Serves 2, each serving contains; Calories 216, Fat 17g., Protein 13g., Carbohydrates 3g., Cholesterol 370mg., Sodium 504mg.

Mediterranean Tuna Salad

  • 5 ounces olive oil packed tuna, drained
  • 1 tablespoon fresh chopped basil
  • ½ stalk celery, minced
  • 1 finely chopped onion
  • 2 tablespoons lemon juice
  • Extra virgin olive oil to taste
  • Salt and pepper to taste

Pour the tuna in a small mixing bowl. Use a fork to break the tuna chunks into very small pieces.
Add the basil, celery, scallions and lemon juice to the bowl. Use the fork to stir all the ingredients together till well mixed.
Add extra virgin olive oil to moisten the tuna to your liking. I usually use between 1 and 2 tbsp.
Season with salt and pepper to taste; sea salt and freshly ground pepper is best.
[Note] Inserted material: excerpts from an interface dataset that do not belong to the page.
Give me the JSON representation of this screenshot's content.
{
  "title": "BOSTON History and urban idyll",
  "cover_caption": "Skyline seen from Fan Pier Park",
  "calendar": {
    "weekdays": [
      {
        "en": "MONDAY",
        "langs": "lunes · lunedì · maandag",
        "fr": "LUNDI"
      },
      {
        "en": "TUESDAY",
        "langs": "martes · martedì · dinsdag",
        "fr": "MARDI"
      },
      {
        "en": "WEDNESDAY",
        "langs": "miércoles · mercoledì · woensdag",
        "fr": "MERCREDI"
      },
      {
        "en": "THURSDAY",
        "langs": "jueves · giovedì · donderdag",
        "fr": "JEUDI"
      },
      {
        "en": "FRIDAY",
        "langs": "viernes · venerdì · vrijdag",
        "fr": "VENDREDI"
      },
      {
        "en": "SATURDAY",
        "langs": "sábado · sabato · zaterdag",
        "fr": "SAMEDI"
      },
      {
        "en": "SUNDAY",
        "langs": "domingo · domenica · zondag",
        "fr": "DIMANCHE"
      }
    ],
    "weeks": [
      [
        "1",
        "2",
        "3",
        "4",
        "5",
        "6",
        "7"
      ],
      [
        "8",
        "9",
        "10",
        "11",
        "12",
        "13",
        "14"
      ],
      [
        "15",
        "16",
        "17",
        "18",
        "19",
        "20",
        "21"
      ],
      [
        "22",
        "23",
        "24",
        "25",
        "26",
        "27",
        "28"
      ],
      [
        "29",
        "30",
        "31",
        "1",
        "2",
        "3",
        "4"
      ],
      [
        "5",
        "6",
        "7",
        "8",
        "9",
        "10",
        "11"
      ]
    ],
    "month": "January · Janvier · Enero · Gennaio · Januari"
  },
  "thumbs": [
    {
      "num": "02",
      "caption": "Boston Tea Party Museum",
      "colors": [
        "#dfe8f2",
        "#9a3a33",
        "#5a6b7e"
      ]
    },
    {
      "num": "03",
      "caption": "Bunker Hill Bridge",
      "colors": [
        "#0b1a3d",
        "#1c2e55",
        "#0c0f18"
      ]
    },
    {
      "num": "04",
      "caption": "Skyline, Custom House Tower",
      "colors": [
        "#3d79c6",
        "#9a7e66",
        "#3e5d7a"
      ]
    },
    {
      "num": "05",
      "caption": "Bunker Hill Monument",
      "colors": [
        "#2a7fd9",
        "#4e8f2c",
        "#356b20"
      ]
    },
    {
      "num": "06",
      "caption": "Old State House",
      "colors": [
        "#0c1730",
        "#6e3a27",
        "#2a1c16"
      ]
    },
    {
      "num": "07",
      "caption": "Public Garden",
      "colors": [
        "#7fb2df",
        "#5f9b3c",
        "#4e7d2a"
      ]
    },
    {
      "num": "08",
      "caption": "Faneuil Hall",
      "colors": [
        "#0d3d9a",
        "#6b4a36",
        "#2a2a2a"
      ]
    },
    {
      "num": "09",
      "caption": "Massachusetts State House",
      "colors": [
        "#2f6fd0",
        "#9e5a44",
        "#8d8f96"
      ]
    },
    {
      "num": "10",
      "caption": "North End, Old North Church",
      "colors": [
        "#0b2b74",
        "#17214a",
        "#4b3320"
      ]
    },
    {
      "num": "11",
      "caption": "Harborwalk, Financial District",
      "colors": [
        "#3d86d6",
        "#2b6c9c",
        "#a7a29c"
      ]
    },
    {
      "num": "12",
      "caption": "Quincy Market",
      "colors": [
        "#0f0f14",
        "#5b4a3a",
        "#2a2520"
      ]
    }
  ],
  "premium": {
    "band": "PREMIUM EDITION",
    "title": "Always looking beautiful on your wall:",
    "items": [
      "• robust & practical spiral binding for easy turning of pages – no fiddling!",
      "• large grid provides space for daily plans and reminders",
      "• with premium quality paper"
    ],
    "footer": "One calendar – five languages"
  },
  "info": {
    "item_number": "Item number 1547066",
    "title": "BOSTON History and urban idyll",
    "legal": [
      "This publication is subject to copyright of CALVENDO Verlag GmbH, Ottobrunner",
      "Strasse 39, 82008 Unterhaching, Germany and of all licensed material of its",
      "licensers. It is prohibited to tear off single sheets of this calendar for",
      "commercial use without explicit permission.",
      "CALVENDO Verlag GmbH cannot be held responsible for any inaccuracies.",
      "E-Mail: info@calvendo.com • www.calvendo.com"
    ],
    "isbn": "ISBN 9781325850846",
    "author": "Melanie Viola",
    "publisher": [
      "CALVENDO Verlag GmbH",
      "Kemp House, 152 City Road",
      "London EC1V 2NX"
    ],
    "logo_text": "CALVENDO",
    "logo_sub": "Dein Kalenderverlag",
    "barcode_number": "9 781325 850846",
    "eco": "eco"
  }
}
Serve.
Serves 2, each serving contains; Calories 209, Fat 12g., Protein 20g., Carbohydrates 1g.,
Cholesterol 12mg., Sodium 260mg.

Chicken and Asparagus Bake

  • 2, 8 ounce boneless skinless chicken breasts
  • 12 ounces baby Yukon Gold potatoes, halved lengthwise (if you are trying to lower carbs, omit these)
  • 8 ounces carrots, sliced into 1 inch pieces
  • 3 tablespoons extra virgin olive oil, divided
  • ¾ teaspoon salt
  • ½ teaspoon black pepper
  • 2 tablespoons lemon juice
  • 2 tablespoons chopped shallots
  • 1 tablespoon whole-grain Dijon mustard
  • 2 teaspoons honey
  • 1 pound fresh asparagus, trimmed
  • 2 tablespoons fresh parsley, chopped
  • 1 tablespoon chopped fresh dill

Preheat oven to 375°F. Place chicken on a clean work surface and cover with plastic wrap.
Using a meat mallet, pound the chicken pieces to an even 1/2-inch thickness. Arrange on one half of a large rimmed baking sheet.
Arrange potatoes and carrots in a single layer on the other half of the pan.
Drizzle the chicken and vegetables with 1 tablespoon oil; sprinkle with 1 teaspoon coriander, 1/2 teaspoon salt and 1/4 teaspoon pepper. Bake for 15 minutes.

Meanwhile, whisk lemon juice, shallot, mustard, honey and the remaining 2 tablespoons oil, 1 teaspoon coriander, 1/4 teaspoon salt and 1/4 teaspoon pepper in a small bowl. Remove the pan from the oven; switch the oven to broil.
Stir the potato-carrot mixture; arrange asparagus in the center of the pan.
Spoon the lemon juice-shallot mixture evenly over the chicken and vegetables.
Broil until the chicken and vegetables are lightly browned, asparagus is tender-crisp and a thermometer inserted in the thickest portion of the chicken registers 165°F, about 10 minutes.
Remove from oven; sprinkle evenly with parsley and dill. Serve with lemon wedges.
Serves 4, each serving contains; Calories 352, Fat 14g., Protein 28g., Carbohydrates 31g.